Many nursery rhymes are broken down into sections, promoting the development of concepts like beginning, middle, and end of a story. This teaches your child the basics of sequencing pieces of a story. It has been proven that becoming familiar with nursery rhymes while in preschool improves a child's early reading development, regardless of social class, or any other background situation.
Because of the sing-song nature of nursery rhymes, your child also has a chance to work with the phonetic pieces of different words which will help them break down words to better understand what they are reading later.
Even though we typically do not associate the two, nursery rhymes are your child's first exposure to poetry. Some of the poetry hidden in nursery rhymes can be very complex.
Nursery rhymes allow your child to use their imagination. It allows them to create imagery and attach it to words and concepts. They also help to develop your child's ability to act out scenes, especially when the nursery rhyme has a physical action that is associated with it, like the hand movements used in “The Itsy Bitsy Spider.”
A Head Start on Math Skills
Nursery rhymes contain patterns. These patterns do not only contain lessons surrounding speech. Many nursery rhymes contain sequencing patterns, expose your child to numbers, and even expose them to counting for the first time.
To increase their mathematics further, nursery rhymes not only teach your child to count forward.

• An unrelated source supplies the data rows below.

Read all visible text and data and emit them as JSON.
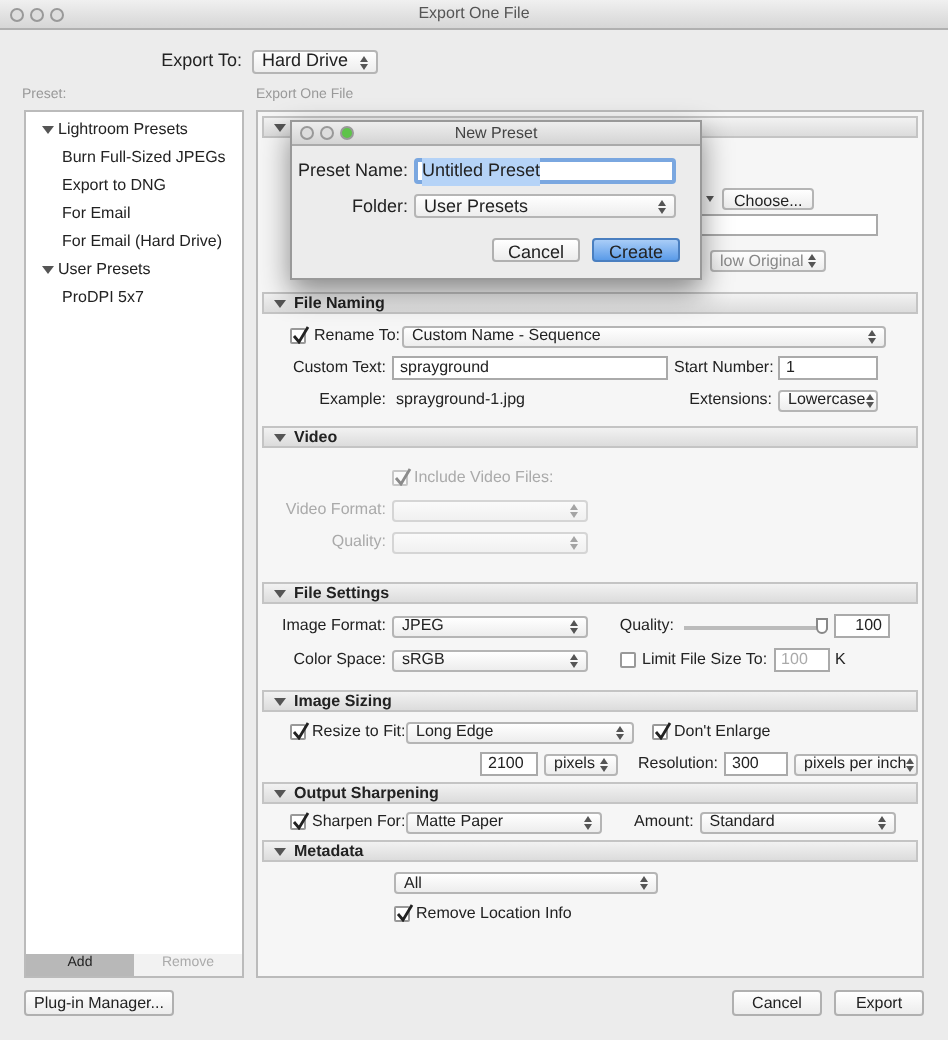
{
  "window": {
    "title": "Export One File"
  },
  "export_to": {
    "label": "Export To:",
    "value": "Hard Drive"
  },
  "preset_label": "Preset:",
  "panel_title": "Export One File",
  "presets": [
    {
      "label": "Lightroom Presets",
      "expanded": true,
      "children": [
        {
          "label": "Burn Full-Sized JPEGs"
        },
        {
          "label": "Export to DNG"
        },
        {
          "label": "For Email"
        },
        {
          "label": "For Email (Hard Drive)"
        }
      ]
    },
    {
      "label": "User Presets",
      "expanded": true,
      "children": [
        {
          "label": "ProDPI 5x7"
        }
      ]
    }
  ],
  "preset_buttons": [
    {
      "label": "Add",
      "disabled": false
    },
    {
      "label": "Remove",
      "disabled": true
    }
  ],
  "sections": [
    {
      "kind": "export_location",
      "expanded": true,
      "choose_button": "Choose...",
      "existing_files": "low Original"
    },
    {
      "kind": "file_naming",
      "title": "File Naming",
      "expanded": true,
      "rename": {
        "label": "Rename To:",
        "checked": true,
        "value": "Custom Name - Sequence"
      },
      "custom_text": {
        "label": "Custom Text:",
        "value": "sprayground"
      },
      "start_number": {
        "label": "Start Number:",
        "value": "1"
      },
      "example": {
        "label": "Example:",
        "value": "sprayground-1.jpg"
      },
      "extensions": {
        "label": "Extensions:",
        "value": "Lowercase"
      }
    },
    {
      "kind": "video",
      "title": "Video",
      "expanded": true,
      "include": {
        "label": "Include Video Files:",
        "checked": true,
        "disabled": true
      },
      "video_format": {
        "label": "Video Format:"
      },
      "quality": {
        "label": "Quality:"
      }
    },
    {
      "kind": "file_settings",
      "title": "File Settings",
      "expanded": true,
      "image_format": {
        "label": "Image Format:",
        "value": "JPEG"
      },
      "quality": {
        "label": "Quality:",
        "level": 1,
        "value": "100"
      },
      "color_space": {
        "label": "Color Space:",
        "value": "sRGB"
      },
      "limit": {
        "label": "Limit File Size To:",
        "checked": false,
        "value": "100",
        "unit": "K"
      }
    },
    {
      "kind": "image_sizing",
      "title": "Image Sizing",
      "expanded": true,
      "resize": {
        "label": "Resize to Fit:",
        "checked": true,
        "value": "Long Edge"
      },
      "dont_enlarge": {
        "label": "Don't Enlarge",
        "checked": true
      },
      "size": {
        "value": "2100",
        "unit": "pixels"
      },
      "resolution": {
        "label": "Resolution:",
        "value": "300",
        "unit": "pixels per inch"
      }
    },
    {
      "kind": "output_sharpening",
      "title": "Output Sharpening",
      "expanded": true,
      "sharpen": {
        "label": "Sharpen For:",
        "checked": true,
        "value": "Matte Paper"
      },
      "amount": {
        "label": "Amount:",
        "value": "Standard"
      }
    },
    {
      "kind": "metadata",
      "title": "Metadata",
      "expanded": true,
      "include": {
        "value": "All"
      },
      "remove_location": {
        "label": "Remove Location Info",
        "checked": true
      }
    }
  ],
  "footer": {
    "plugin_manager": "Plug-in Manager...",
    "buttons": [
      "Cancel",
      "Export"
    ]
  },
  "new_preset": {
    "title": "New Preset",
    "name": {
      "label": "Preset Name:",
      "value": "Untitled Preset"
    },
    "folder": {
      "label": "Folder:",
      "value": "User Presets"
    },
    "buttons": [
      {
        "label": "Cancel",
        "default": false
      },
      {
        "label": "Create",
        "default": true
      }
    ]
  }
}
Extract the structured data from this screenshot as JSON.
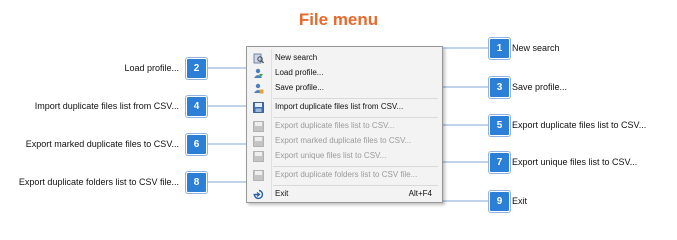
{
  "title": "File menu",
  "menu": {
    "items": [
      {
        "label": "New search",
        "enabled": true,
        "icon": "search-icon"
      },
      {
        "label": "Load profile...",
        "enabled": true,
        "icon": "load-profile-icon"
      },
      {
        "label": "Save profile...",
        "enabled": true,
        "icon": "save-profile-icon"
      },
      {
        "label": "Import duplicate files list from CSV...",
        "enabled": true,
        "icon": "import-csv-icon"
      },
      {
        "label": "Export duplicate files list to CSV...",
        "enabled": false,
        "icon": "export-csv-icon"
      },
      {
        "label": "Export marked duplicate files to CSV...",
        "enabled": false,
        "icon": "export-csv-icon"
      },
      {
        "label": "Export unique files list to CSV...",
        "enabled": false,
        "icon": "export-csv-icon"
      },
      {
        "label": "Export duplicate folders list to CSV file...",
        "enabled": false,
        "icon": "export-csv-icon"
      },
      {
        "label": "Exit",
        "shortcut": "Alt+F4",
        "enabled": true,
        "icon": "exit-icon"
      }
    ]
  },
  "callouts": [
    {
      "num": "1",
      "label": "New search"
    },
    {
      "num": "2",
      "label": "Load profile..."
    },
    {
      "num": "3",
      "label": "Save profile..."
    },
    {
      "num": "4",
      "label": "Import duplicate files list from CSV..."
    },
    {
      "num": "5",
      "label": "Export duplicate files list to CSV..."
    },
    {
      "num": "6",
      "label": "Export marked duplicate files to CSV..."
    },
    {
      "num": "7",
      "label": "Export unique files list to CSV..."
    },
    {
      "num": "8",
      "label": "Export duplicate folders list to CSV file..."
    },
    {
      "num": "9",
      "label": "Exit"
    }
  ],
  "colors": {
    "title": "#e8692a",
    "callout": "#2b7fd6",
    "line": "#7fa7d9",
    "disabled_text": "#9a9a9a"
  }
}
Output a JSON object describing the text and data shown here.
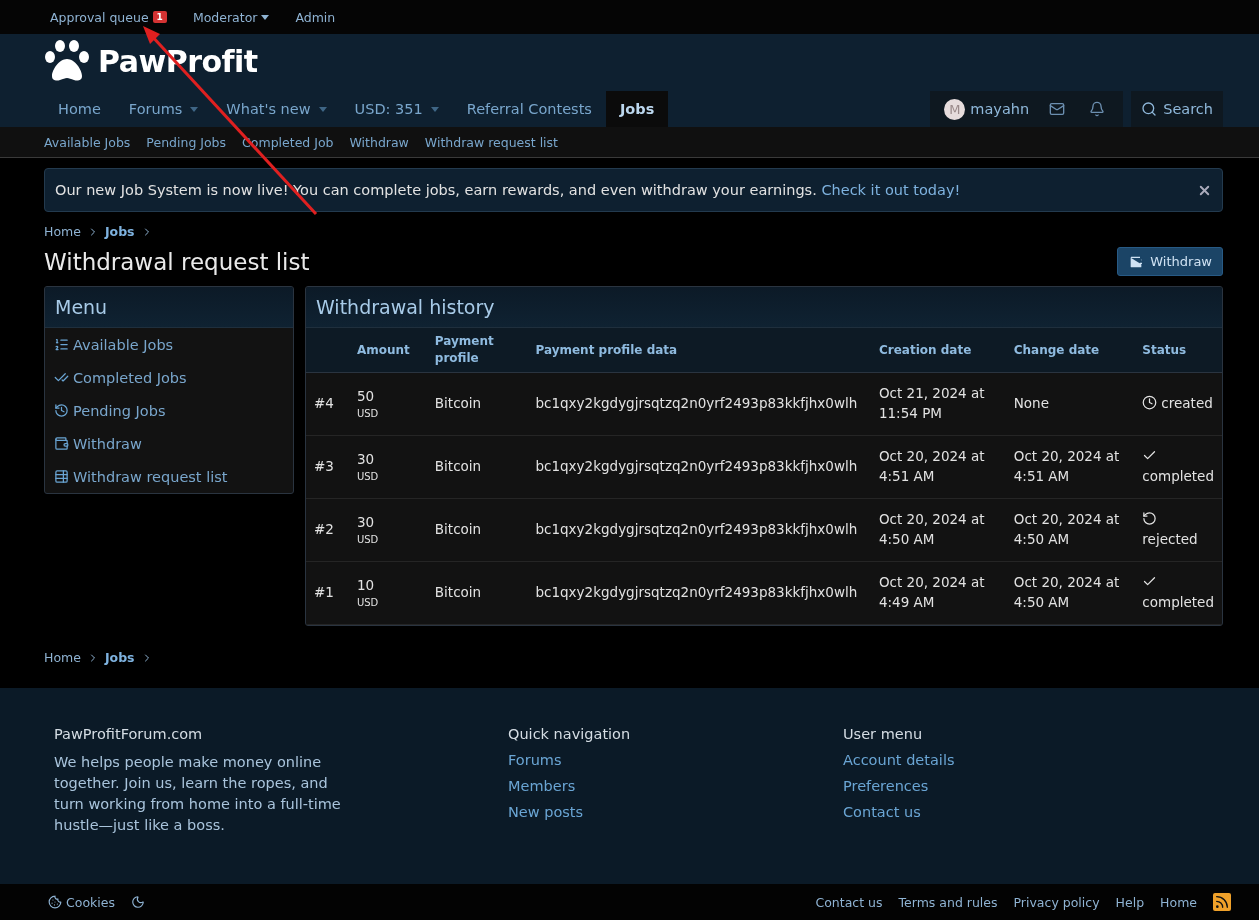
{
  "staff_bar": [
    {
      "label": "Approval queue",
      "badge": "1",
      "has_menu": false
    },
    {
      "label": "Moderator",
      "has_menu": true
    },
    {
      "label": "Admin",
      "has_menu": false
    }
  ],
  "logo": {
    "text": "PawProfit"
  },
  "nav": [
    {
      "label": "Home",
      "has_menu": false,
      "selected": false
    },
    {
      "label": "Forums",
      "has_menu": true,
      "selected": false
    },
    {
      "label": "What's new",
      "has_menu": true,
      "selected": false
    },
    {
      "label": "USD: 351",
      "has_menu": true,
      "selected": false
    },
    {
      "label": "Referral Contests",
      "has_menu": false,
      "selected": false
    },
    {
      "label": "Jobs",
      "has_menu": false,
      "selected": true
    }
  ],
  "user": {
    "avatar_letter": "M",
    "name": "mayahn",
    "search": "Search"
  },
  "subnav": [
    "Available Jobs",
    "Pending Jobs",
    "Completed Job",
    "Withdraw",
    "Withdraw request list"
  ],
  "notice": {
    "text": "Our new Job System is now live! You can complete jobs, earn rewards, and even withdraw your earnings.",
    "link": "Check it out today!"
  },
  "breadcrumb": [
    {
      "label": "Home",
      "current": false
    },
    {
      "label": "Jobs",
      "current": true
    }
  ],
  "breadcrumb_bottom": [
    {
      "label": "Home",
      "current": false
    },
    {
      "label": "Jobs",
      "current": true
    }
  ],
  "title": "Withdrawal request list",
  "action_button": "Withdraw",
  "menu": {
    "title": "Menu",
    "items": [
      {
        "label": "Available Jobs",
        "kind": "list"
      },
      {
        "label": "Completed Jobs",
        "kind": "check"
      },
      {
        "label": "Pending Jobs",
        "kind": "history"
      },
      {
        "label": "Withdraw",
        "kind": "wallet"
      },
      {
        "label": "Withdraw request list",
        "kind": "table"
      }
    ]
  },
  "table": {
    "title": "Withdrawal history",
    "columns": [
      "Amount",
      "Payment profile",
      "Payment profile data",
      "Creation date",
      "Change date",
      "Status"
    ],
    "rows": [
      {
        "id": "#4",
        "amount": "50",
        "currency": "USD",
        "profile": "Bitcoin",
        "data": "bc1qxy2kgdygjrsqtzq2n0yrf2493p83kkfjhx0wlh",
        "created": "Oct 21, 2024 at 11:54 PM",
        "changed": "None",
        "status": "created",
        "kind": "created"
      },
      {
        "id": "#3",
        "amount": "30",
        "currency": "USD",
        "profile": "Bitcoin",
        "data": "bc1qxy2kgdygjrsqtzq2n0yrf2493p83kkfjhx0wlh",
        "created": "Oct 20, 2024 at 4:51 AM",
        "changed": "Oct 20, 2024 at 4:51 AM",
        "status": "completed",
        "kind": "completed"
      },
      {
        "id": "#2",
        "amount": "30",
        "currency": "USD",
        "profile": "Bitcoin",
        "data": "bc1qxy2kgdygjrsqtzq2n0yrf2493p83kkfjhx0wlh",
        "created": "Oct 20, 2024 at 4:50 AM",
        "changed": "Oct 20, 2024 at 4:50 AM",
        "status": "rejected",
        "kind": "rejected"
      },
      {
        "id": "#1",
        "amount": "10",
        "currency": "USD",
        "profile": "Bitcoin",
        "data": "bc1qxy2kgdygjrsqtzq2n0yrf2493p83kkfjhx0wlh",
        "created": "Oct 20, 2024 at 4:49 AM",
        "changed": "Oct 20, 2024 at 4:50 AM",
        "status": "completed",
        "kind": "completed"
      }
    ]
  },
  "footer": {
    "site": "PawProfitForum.com",
    "about": "We helps people make money online together. Join us, learn the ropes, and turn working from home into a full-time hustle—just like a boss.",
    "columns": [
      {
        "title": "Quick navigation",
        "links": [
          "Forums",
          "Members",
          "New posts"
        ]
      },
      {
        "title": "User menu",
        "links": [
          "Account details",
          "Preferences",
          "Contact us"
        ]
      }
    ]
  },
  "bottom_bar": {
    "cookies": "Cookies",
    "links": [
      "Contact us",
      "Terms and rules",
      "Privacy policy",
      "Help",
      "Home"
    ]
  }
}
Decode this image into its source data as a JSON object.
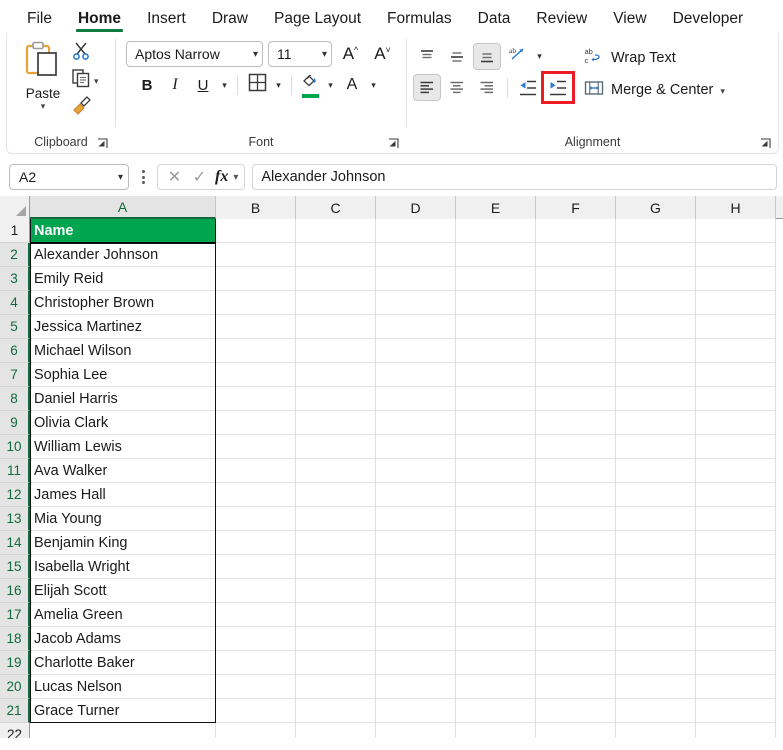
{
  "ribbon": {
    "tabs": [
      {
        "label": "File",
        "active": false
      },
      {
        "label": "Home",
        "active": true
      },
      {
        "label": "Insert",
        "active": false
      },
      {
        "label": "Draw",
        "active": false
      },
      {
        "label": "Page Layout",
        "active": false
      },
      {
        "label": "Formulas",
        "active": false
      },
      {
        "label": "Data",
        "active": false
      },
      {
        "label": "Review",
        "active": false
      },
      {
        "label": "View",
        "active": false
      },
      {
        "label": "Developer",
        "active": false
      }
    ],
    "clipboard": {
      "group_label": "Clipboard",
      "paste_label": "Paste",
      "cut_icon": "scissors-icon",
      "copy_icon": "copy-icon",
      "format_painter_icon": "paintbrush-icon",
      "dialog_launcher_icon": "dialog-launcher-icon"
    },
    "font": {
      "group_label": "Font",
      "font_name": "Aptos Narrow",
      "font_size": "11",
      "grow_font_label": "A",
      "shrink_font_label": "A",
      "bold_label": "B",
      "italic_label": "I",
      "underline_label": "U",
      "borders_icon": "borders-grid-icon",
      "fill_color_icon": "fill-color-icon",
      "fill_color_value": "#00A550",
      "font_color_label": "A",
      "font_color_value": "#c00000",
      "dialog_launcher_icon": "dialog-launcher-icon"
    },
    "alignment": {
      "group_label": "Alignment",
      "top_align": "align-top",
      "middle_align": "align-middle",
      "bottom_align": "align-bottom",
      "orientation_icon": "orientation-icon",
      "align_left": "align-left",
      "align_center": "align-center",
      "align_right": "align-right",
      "decrease_indent": "decrease-indent",
      "increase_indent": "increase-indent",
      "wrap_text_label": "Wrap Text",
      "merge_center_label": "Merge & Center",
      "highlight_color": "#ED1C24",
      "highlighted_button": "increase-indent",
      "selected_buttons": [
        "align-bottom",
        "align-left"
      ],
      "dialog_launcher_icon": "dialog-launcher-icon"
    }
  },
  "formula_bar": {
    "name_box_value": "A2",
    "cancel_icon": "cancel-x-icon",
    "confirm_icon": "confirm-check-icon",
    "fx_label": "fx",
    "formula_value": "Alexander Johnson"
  },
  "grid": {
    "columns": [
      "A",
      "B",
      "C",
      "D",
      "E",
      "F",
      "G",
      "H"
    ],
    "selected_column": "A",
    "rows": [
      "1",
      "2",
      "3",
      "4",
      "5",
      "6",
      "7",
      "8",
      "9",
      "10",
      "11",
      "12",
      "13",
      "14",
      "15",
      "16",
      "17",
      "18",
      "19",
      "20",
      "21",
      "22"
    ],
    "selected_rows": [
      "2",
      "3",
      "4",
      "5",
      "6",
      "7",
      "8",
      "9",
      "10",
      "11",
      "12",
      "13",
      "14",
      "15",
      "16",
      "17",
      "18",
      "19",
      "20",
      "21"
    ],
    "header_cell": {
      "value": "Name",
      "fill": "#00A550",
      "text_color": "#FFFFFF",
      "bold": true
    },
    "column_a_values": [
      "Alexander Johnson",
      "Emily Reid",
      "Christopher Brown",
      "Jessica Martinez",
      "Michael Wilson",
      "Sophia Lee",
      "Daniel Harris",
      "Olivia Clark",
      "William Lewis",
      "Ava Walker",
      "James Hall",
      "Mia Young",
      "Benjamin King",
      "Isabella Wright",
      "Elijah Scott",
      "Amelia Green",
      "Jacob Adams",
      "Charlotte Baker",
      "Lucas Nelson",
      "Grace Turner"
    ],
    "selection_range": "A2:A21"
  }
}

They also teach them to count backward.
Through these valuable rhymes, your child will also be exposed to math concepts like weight and size, along with other math vocabulary terms.
Who knew that nursery rhymes could be your child's first exposure to math concepts.
Grasp a Concept of History
The verses in nursery rhyme not only help your child develop the skills mentioned here, but they also help preserve and pass down culture. The verses found in nursery rhymes have been passed down through generations. Some of these nursery rhymes have been in existence for centuries. Many of them carry lessons about the way lives used to be, that we do not grasp because we did not live through the cultural situations that are described.
These nursery rhymes are your child's first exposure to history and information from the past. It also allows them to develop a better concept of time, and expand their horizons beyond the here-and-now. It provides them a direct link between the time they were born and the people who lived before them, even if they do not realize that it is happening.
Who knew that nursery rhymes provided a homeschool preschooler with so much knowledge? I hope that bringing to light the amazing benefits provided by nursery rhymes encourages parents to continue passing down the joy and knowledge they contain. It is amazing to consider that something we commonly overlook, or we find to be annoying, is so important to the development of a child in preschool. Now that you know the true power behind the nursery rhymes your child has repeated thousands of times, they aren't as annoying as they were yesterday.